Task directions: Reproduce all entries precisely as they are written.
[Data for this task]
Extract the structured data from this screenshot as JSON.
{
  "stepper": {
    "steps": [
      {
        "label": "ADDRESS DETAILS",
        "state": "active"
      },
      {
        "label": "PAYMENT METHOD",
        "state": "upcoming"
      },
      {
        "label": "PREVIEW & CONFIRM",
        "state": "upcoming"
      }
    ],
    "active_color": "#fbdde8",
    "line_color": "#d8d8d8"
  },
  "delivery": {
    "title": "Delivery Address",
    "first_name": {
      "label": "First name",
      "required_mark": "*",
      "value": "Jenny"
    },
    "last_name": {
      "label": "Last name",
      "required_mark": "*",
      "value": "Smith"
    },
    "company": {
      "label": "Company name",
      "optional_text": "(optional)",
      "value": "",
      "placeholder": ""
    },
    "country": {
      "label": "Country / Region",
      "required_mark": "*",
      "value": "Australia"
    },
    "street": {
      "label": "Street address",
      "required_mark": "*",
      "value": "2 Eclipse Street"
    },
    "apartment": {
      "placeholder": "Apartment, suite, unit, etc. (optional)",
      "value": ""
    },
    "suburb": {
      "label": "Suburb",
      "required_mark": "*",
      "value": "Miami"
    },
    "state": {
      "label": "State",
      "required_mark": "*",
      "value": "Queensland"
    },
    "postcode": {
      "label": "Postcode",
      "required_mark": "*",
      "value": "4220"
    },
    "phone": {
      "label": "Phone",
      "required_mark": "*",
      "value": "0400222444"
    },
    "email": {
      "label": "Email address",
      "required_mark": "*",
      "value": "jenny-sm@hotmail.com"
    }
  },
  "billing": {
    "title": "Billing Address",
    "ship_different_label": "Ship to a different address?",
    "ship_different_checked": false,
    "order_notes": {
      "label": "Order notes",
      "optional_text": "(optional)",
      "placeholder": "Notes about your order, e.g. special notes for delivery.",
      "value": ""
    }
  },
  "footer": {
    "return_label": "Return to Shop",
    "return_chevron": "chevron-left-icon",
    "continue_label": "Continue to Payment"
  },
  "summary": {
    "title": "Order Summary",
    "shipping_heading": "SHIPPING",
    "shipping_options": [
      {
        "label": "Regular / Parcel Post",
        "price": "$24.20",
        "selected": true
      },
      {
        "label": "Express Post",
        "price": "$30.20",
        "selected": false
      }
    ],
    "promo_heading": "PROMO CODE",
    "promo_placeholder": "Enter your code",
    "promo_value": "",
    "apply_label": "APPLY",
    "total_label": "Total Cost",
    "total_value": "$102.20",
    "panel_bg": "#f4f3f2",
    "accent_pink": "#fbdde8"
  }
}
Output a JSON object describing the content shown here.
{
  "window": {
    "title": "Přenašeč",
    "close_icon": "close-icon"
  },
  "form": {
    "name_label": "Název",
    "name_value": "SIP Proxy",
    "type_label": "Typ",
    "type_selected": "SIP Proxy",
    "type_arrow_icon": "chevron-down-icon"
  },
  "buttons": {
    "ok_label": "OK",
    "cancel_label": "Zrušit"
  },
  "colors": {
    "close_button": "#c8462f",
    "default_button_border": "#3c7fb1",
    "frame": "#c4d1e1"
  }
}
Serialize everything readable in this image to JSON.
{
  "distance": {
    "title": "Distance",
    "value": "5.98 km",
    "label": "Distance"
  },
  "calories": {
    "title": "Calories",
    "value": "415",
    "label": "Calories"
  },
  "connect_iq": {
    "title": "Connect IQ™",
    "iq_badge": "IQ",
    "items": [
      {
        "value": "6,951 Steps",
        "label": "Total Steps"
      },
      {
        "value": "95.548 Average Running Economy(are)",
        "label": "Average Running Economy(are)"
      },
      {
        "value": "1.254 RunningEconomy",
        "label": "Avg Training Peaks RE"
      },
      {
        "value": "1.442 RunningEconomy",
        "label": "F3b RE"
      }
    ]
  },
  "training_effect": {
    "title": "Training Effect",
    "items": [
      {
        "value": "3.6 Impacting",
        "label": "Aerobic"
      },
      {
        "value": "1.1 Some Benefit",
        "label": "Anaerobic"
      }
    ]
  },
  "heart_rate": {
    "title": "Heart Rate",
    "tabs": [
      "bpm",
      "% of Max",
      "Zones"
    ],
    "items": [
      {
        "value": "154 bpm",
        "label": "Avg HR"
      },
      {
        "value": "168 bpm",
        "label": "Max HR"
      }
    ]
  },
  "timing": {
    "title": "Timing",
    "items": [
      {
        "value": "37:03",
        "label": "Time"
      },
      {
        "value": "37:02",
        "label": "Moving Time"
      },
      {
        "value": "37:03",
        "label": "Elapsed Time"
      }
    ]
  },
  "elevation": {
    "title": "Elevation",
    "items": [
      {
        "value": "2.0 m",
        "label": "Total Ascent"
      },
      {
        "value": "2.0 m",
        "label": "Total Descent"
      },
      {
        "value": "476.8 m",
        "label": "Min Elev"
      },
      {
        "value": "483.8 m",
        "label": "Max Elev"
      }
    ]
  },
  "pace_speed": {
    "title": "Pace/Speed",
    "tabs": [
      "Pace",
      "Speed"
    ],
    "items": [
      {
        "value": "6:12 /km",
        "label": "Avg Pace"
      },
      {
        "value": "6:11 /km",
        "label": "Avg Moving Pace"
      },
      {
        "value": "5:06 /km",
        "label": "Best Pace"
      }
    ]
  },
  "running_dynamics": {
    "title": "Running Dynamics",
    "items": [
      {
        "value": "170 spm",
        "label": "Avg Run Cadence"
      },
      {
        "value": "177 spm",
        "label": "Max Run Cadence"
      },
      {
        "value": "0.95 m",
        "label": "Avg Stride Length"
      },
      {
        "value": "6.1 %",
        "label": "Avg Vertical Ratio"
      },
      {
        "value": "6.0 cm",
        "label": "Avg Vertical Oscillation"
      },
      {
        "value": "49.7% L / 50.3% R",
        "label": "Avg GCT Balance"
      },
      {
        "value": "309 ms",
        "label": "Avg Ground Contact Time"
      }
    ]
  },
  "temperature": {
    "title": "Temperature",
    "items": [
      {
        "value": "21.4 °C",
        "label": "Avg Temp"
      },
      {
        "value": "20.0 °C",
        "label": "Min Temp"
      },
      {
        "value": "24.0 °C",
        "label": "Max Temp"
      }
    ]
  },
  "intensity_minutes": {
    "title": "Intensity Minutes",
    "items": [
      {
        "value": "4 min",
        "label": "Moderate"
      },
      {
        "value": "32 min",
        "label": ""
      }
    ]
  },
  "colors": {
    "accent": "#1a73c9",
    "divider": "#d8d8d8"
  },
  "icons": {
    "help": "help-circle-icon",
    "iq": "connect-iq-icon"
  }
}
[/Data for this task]
Exercise result:
Extract the structured data from this screenshot as JSON.
{
  "stepper": {
    "steps": [
      {
        "label": "ADDRESS DETAILS",
        "state": "active"
      },
      {
        "label": "PAYMENT METHOD",
        "state": "upcoming"
      },
      {
        "label": "PREVIEW & CONFIRM",
        "state": "upcoming"
      }
    ],
    "active_color": "#fbdde8",
    "line_color": "#d8d8d8"
  },
  "delivery": {
    "title": "Delivery Address",
    "first_name": {
      "label": "First name",
      "required_mark": "*",
      "value": "Jenny"
    },
    "last_name": {
      "label": "Last name",
      "required_mark": "*",
      "value": "Smith"
    },
    "company": {
      "label": "Company name",
      "optional_text": "(optional)",
      "value": "",
      "placeholder": ""
    },
    "country": {
      "label": "Country / Region",
      "required_mark": "*",
      "value": "Australia"
    },
    "street": {
      "label": "Street address",
      "required_mark": "*",
      "value": "2 Eclipse Street"
    },
    "apartment": {
      "placeholder": "Apartment, suite, unit, etc. (optional)",
      "value": ""
    },
    "suburb": {
      "label": "Suburb",
      "required_mark": "*",
      "value": "Miami"
    },
    "state": {
      "label": "State",
      "required_mark": "*",
      "value": "Queensland"
    },
    "postcode": {
      "label": "Postcode",
      "required_mark": "*",
      "value": "4220"
    },
    "phone": {
      "label": "Phone",
      "required_mark": "*",
      "value": "0400222444"
    },
    "email": {
      "label": "Email address",
      "required_mark": "*",
      "value": "jenny-sm@hotmail.com"
    }
  },
  "billing": {
    "title": "Billing Address",
    "ship_different_label": "Ship to a different address?",
    "ship_different_checked": false,
    "order_notes": {
      "label": "Order notes",
      "optional_text": "(optional)",
      "placeholder": "Notes about your order, e.g. special notes for delivery.",
      "value": ""
    }
  },
  "footer": {
    "return_label": "Return to Shop",
    "return_chevron": "chevron-left-icon",
    "continue_label": "Continue to Payment"
  },
  "summary": {
    "title": "Order Summary",
    "shipping_heading": "SHIPPING",
    "shipping_options": [
      {
        "label": "Regular / Parcel Post",
        "price": "$24.20",
        "selected": true
      },
      {
        "label": "Express Post",
        "price": "$30.20",
        "selected": false
      }
    ],
    "promo_heading": "PROMO CODE",
    "promo_placeholder": "Enter your code",
    "promo_value": "",
    "apply_label": "APPLY",
    "total_label": "Total Cost",
    "total_value": "$102.20",
    "panel_bg": "#f4f3f2",
    "accent_pink": "#fbdde8"
  }
}
Output a JSON object describing the content shown here.
{
  "window": {
    "title": "Přenašeč",
    "close_icon": "close-icon"
  },
  "form": {
    "name_label": "Název",
    "name_value": "SIP Proxy",
    "type_label": "Typ",
    "type_selected": "SIP Proxy",
    "type_arrow_icon": "chevron-down-icon"
  },
  "buttons": {
    "ok_label": "OK",
    "cancel_label": "Zrušit"
  },
  "colors": {
    "close_button": "#c8462f",
    "default_button_border": "#3c7fb1",
    "frame": "#c4d1e1"
  }
}
Serialize everything readable in this image to JSON.
{
  "distance": {
    "title": "Distance",
    "value": "5.98 km",
    "label": "Distance"
  },
  "calories": {
    "title": "Calories",
    "value": "415",
    "label": "Calories"
  },
  "connect_iq": {
    "title": "Connect IQ™",
    "iq_badge": "IQ",
    "items": [
      {
        "value": "6,951 Steps",
        "label": "Total Steps"
      },
      {
        "value": "95.548 Average Running Economy(are)",
        "label": "Average Running Economy(are)"
      },
      {
        "value": "1.254 RunningEconomy",
        "label": "Avg Training Peaks RE"
      },
      {
        "value": "1.442 RunningEconomy",
        "label": "F3b RE"
      }
    ]
  },
  "training_effect": {
    "title": "Training Effect",
    "items": [
      {
        "value": "3.6 Impacting",
        "label": "Aerobic"
      },
      {
        "value": "1.1 Some Benefit",
        "label": "Anaerobic"
      }
    ]
  },
  "heart_rate": {
    "title": "Heart Rate",
    "tabs": [
      "bpm",
      "% of Max",
      "Zones"
    ],
    "items": [
      {
        "value": "154 bpm",
        "label": "Avg HR"
      },
      {
        "value": "168 bpm",
        "label": "Max HR"
      }
    ]
  },
  "timing": {
    "title": "Timing",
    "items": [
      {
        "value": "37:03",
        "label": "Time"
      },
      {
        "value": "37:02",
        "label": "Moving Time"
      },
      {
        "value": "37:03",
        "label": "Elapsed Time"
      }
    ]
  },
  "elevation": {
    "title": "Elevation",
    "items": [
      {
        "value": "2.0 m",
        "label": "Total Ascent"
      },
      {
        "value": "2.0 m",
        "label": "Total Descent"
      },
      {
        "value": "476.8 m",
        "label": "Min Elev"
      },
      {
        "value": "483.8 m",
        "label": "Max Elev"
      }
    ]
  },
  "pace_speed": {
    "title": "Pace/Speed",
    "tabs": [
      "Pace",
      "Speed"
    ],
    "items": [
      {
        "value": "6:12 /km",
        "label": "Avg Pace"
      },
      {
        "value": "6:11 /km",
        "label": "Avg Moving Pace"
      },
      {
        "value": "5:06 /km",
        "label": "Best Pace"
      }
    ]
  },
  "running_dynamics": {
    "title": "Running Dynamics",
    "items": [
      {
        "value": "170 spm",
        "label": "Avg Run Cadence"
      },
      {
        "value": "177 spm",
        "label": "Max Run Cadence"
      },
      {
        "value": "0.95 m",
        "label": "Avg Stride Length"
      },
      {
        "value": "6.1 %",
        "label": "Avg Vertical Ratio"
      },
      {
        "value": "6.0 cm",
        "label": "Avg Vertical Oscillation"
      },
      {
        "value": "49.7% L / 50.3% R",
        "label": "Avg GCT Balance"
      },
      {
        "value": "309 ms",
        "label": "Avg Ground Contact Time"
      }
    ]
  },
  "temperature": {
    "title": "Temperature",
    "items": [
      {
        "value": "21.4 °C",
        "label": "Avg Temp"
      },
      {
        "value": "20.0 °C",
        "label": "Min Temp"
      },
      {
        "value": "24.0 °C",
        "label": "Max Temp"
      }
    ]
  },
  "intensity_minutes": {
    "title": "Intensity Minutes",
    "items": [
      {
        "value": "4 min",
        "label": "Moderate"
      },
      {
        "value": "32 min",
        "label": ""
      }
    ]
  },
  "colors": {
    "accent": "#1a73c9",
    "divider": "#d8d8d8"
  },
  "icons": {
    "help": "help-circle-icon",
    "iq": "connect-iq-icon"
  }
}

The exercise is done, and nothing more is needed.